**EXTRACTED RECORDS:**
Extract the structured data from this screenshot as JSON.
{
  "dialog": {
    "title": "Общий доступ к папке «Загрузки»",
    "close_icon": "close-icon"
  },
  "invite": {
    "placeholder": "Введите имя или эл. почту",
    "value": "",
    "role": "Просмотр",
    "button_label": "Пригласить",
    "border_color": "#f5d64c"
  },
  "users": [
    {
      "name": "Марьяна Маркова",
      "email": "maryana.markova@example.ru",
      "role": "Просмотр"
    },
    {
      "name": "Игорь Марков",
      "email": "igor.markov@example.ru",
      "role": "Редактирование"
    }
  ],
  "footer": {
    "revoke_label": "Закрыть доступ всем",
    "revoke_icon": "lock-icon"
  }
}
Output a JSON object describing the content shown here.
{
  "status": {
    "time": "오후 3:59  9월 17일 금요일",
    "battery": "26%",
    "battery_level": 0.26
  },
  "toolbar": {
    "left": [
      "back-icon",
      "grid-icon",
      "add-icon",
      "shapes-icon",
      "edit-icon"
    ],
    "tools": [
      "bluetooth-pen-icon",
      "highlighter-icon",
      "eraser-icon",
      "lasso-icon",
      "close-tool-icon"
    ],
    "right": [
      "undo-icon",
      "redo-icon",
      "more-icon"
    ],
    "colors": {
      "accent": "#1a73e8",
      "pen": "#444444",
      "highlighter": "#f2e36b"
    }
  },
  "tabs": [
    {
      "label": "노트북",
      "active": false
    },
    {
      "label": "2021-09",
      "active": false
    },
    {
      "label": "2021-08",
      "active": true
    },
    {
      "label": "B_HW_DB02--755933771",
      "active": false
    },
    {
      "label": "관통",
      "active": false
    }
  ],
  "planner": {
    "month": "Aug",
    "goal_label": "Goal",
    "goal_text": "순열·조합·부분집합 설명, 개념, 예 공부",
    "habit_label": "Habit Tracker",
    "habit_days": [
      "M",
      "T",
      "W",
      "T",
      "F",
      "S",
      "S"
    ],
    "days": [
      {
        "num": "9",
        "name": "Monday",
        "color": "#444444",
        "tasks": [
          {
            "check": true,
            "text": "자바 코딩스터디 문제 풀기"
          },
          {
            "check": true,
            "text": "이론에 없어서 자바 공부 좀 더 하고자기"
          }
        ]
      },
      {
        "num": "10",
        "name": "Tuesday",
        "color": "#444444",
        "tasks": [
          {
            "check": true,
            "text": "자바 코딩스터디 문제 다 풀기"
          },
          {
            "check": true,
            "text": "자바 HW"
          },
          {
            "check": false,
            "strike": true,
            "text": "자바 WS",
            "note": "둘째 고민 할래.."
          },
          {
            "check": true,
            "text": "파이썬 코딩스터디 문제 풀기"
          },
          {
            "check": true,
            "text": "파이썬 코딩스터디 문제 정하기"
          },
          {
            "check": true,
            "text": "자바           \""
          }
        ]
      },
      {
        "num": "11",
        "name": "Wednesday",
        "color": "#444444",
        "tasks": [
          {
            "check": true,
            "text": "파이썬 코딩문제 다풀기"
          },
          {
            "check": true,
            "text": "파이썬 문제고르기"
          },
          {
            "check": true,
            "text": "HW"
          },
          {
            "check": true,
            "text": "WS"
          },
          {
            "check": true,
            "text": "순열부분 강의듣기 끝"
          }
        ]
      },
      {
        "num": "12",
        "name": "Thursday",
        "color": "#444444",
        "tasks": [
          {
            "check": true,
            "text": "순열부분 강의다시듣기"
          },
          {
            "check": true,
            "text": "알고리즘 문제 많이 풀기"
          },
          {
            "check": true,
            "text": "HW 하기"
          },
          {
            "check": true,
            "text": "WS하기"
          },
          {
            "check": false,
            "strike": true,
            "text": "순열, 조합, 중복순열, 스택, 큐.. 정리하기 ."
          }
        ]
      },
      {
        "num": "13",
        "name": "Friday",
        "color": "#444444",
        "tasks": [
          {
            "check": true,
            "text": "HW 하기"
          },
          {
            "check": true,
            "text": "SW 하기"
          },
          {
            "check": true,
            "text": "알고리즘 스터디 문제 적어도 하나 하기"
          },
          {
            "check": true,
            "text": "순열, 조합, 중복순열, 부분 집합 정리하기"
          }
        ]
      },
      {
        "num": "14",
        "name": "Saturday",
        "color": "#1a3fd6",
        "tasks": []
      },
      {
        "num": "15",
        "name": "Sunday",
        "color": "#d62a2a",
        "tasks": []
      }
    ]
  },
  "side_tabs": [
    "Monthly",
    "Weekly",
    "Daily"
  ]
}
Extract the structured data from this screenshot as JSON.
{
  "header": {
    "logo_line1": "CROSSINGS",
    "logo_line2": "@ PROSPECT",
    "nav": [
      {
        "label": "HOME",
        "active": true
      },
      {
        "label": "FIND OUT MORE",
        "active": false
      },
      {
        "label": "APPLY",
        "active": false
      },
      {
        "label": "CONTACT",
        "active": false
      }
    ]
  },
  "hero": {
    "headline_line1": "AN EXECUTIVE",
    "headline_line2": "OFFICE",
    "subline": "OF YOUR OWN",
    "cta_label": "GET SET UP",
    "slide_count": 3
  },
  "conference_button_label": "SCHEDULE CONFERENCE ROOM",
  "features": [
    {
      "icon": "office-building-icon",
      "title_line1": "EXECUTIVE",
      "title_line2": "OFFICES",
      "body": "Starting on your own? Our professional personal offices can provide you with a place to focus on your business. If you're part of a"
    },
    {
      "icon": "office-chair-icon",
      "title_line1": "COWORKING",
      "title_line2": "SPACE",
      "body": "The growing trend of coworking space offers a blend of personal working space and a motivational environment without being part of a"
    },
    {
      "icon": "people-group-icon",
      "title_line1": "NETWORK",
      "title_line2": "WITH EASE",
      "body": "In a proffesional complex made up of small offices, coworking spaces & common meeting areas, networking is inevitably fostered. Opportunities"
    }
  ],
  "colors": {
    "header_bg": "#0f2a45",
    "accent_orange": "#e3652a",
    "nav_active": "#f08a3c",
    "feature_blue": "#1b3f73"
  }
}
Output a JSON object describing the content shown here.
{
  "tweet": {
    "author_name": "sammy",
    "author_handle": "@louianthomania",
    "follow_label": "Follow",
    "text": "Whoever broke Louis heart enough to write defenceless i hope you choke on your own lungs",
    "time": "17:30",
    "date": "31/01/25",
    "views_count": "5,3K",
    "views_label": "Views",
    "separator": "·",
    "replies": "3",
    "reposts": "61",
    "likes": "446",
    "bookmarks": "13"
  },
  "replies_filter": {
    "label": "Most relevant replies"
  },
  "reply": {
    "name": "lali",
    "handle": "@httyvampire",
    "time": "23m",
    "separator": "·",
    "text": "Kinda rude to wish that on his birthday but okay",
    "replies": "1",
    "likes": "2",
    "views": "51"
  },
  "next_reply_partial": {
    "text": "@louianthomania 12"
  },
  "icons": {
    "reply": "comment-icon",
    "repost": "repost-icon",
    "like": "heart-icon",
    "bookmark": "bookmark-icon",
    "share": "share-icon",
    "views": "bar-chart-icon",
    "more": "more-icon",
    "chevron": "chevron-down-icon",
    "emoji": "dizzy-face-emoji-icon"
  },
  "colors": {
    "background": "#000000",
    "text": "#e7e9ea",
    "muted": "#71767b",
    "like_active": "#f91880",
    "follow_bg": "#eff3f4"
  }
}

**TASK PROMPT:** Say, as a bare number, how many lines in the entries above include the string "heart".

**THE ANSWER:** 2